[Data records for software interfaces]

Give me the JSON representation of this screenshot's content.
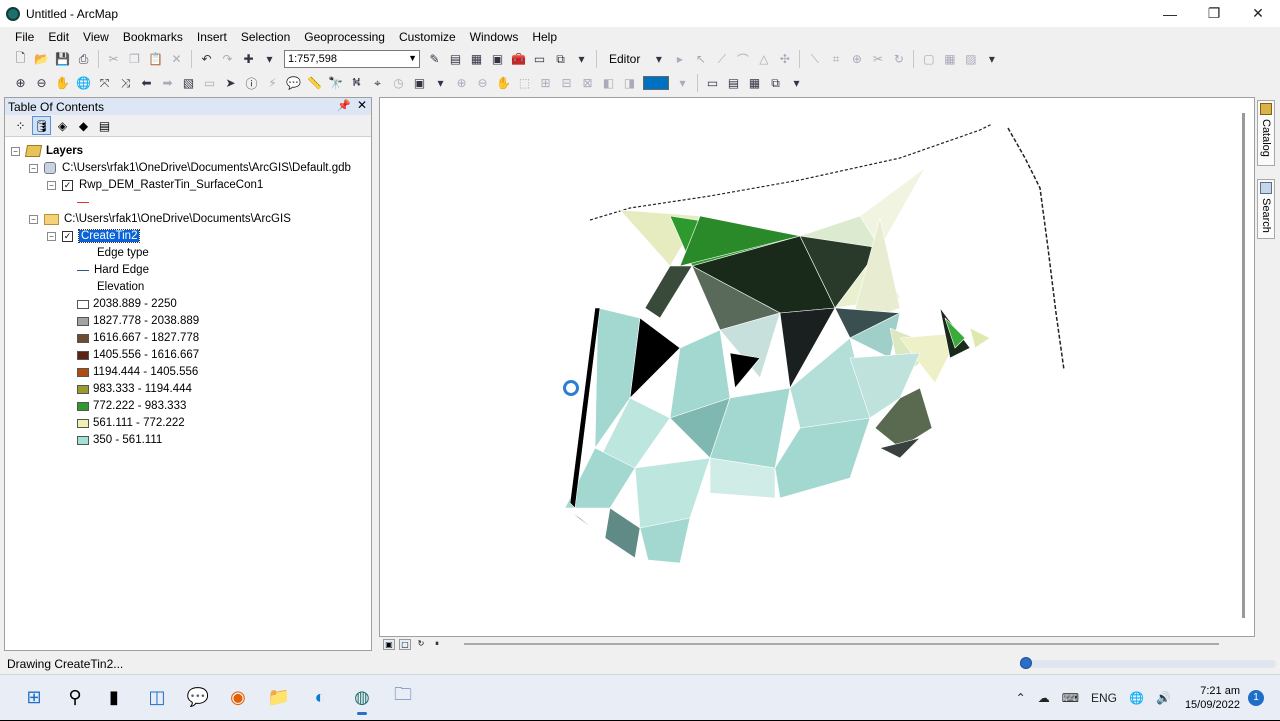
{
  "window": {
    "title": "Untitled - ArcMap",
    "controls": [
      "—",
      "❐",
      "✕"
    ]
  },
  "menu": [
    "File",
    "Edit",
    "View",
    "Bookmarks",
    "Insert",
    "Selection",
    "Geoprocessing",
    "Customize",
    "Windows",
    "Help"
  ],
  "toolbar": {
    "scale": "1:757,598",
    "editor_label": "Editor"
  },
  "toc": {
    "title": "Table Of Contents",
    "root": "Layers",
    "groups": [
      {
        "path": "C:\\Users\\rfak1\\OneDrive\\Documents\\ArcGIS\\Default.gdb",
        "layer": "Rwp_DEM_RasterTin_SurfaceCon1"
      },
      {
        "path": "C:\\Users\\rfak1\\OneDrive\\Documents\\ArcGIS",
        "layer": "CreateTin2"
      }
    ],
    "edge_type_label": "Edge type",
    "hard_edge_label": "Hard Edge",
    "elevation_label": "Elevation",
    "elevation_classes": [
      {
        "label": "2038.889 - 2250",
        "color": "#ffffff"
      },
      {
        "label": "1827.778 - 2038.889",
        "color": "#a3a3a3"
      },
      {
        "label": "1616.667 - 1827.778",
        "color": "#6e4a2e"
      },
      {
        "label": "1405.556 - 1616.667",
        "color": "#5a2410"
      },
      {
        "label": "1194.444 - 1405.556",
        "color": "#b34a0e"
      },
      {
        "label": "983.333 - 1194.444",
        "color": "#9a9a2e"
      },
      {
        "label": "772.222 - 983.333",
        "color": "#2e9a2e"
      },
      {
        "label": "561.111 - 772.222",
        "color": "#f0f0b4"
      },
      {
        "label": "350 - 561.111",
        "color": "#a3e0d6"
      }
    ]
  },
  "dock": {
    "catalog": "Catalog",
    "search": "Search"
  },
  "status": {
    "text": "Drawing CreateTin2...",
    "progress": 0.04
  },
  "taskbar": {
    "language": "ENG",
    "time": "7:21 am",
    "date": "15/09/2022",
    "notifications": "1"
  }
}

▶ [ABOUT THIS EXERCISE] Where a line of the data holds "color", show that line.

▶ [YOUR SOLUTION]
        "color": "#ffffff"
        "color": "#a3a3a3"
        "color": "#6e4a2e"
        "color": "#5a2410"
        "color": "#b34a0e"
        "color": "#9a9a2e"
        "color": "#2e9a2e"
        "color": "#f0f0b4"
        "color": "#a3e0d6"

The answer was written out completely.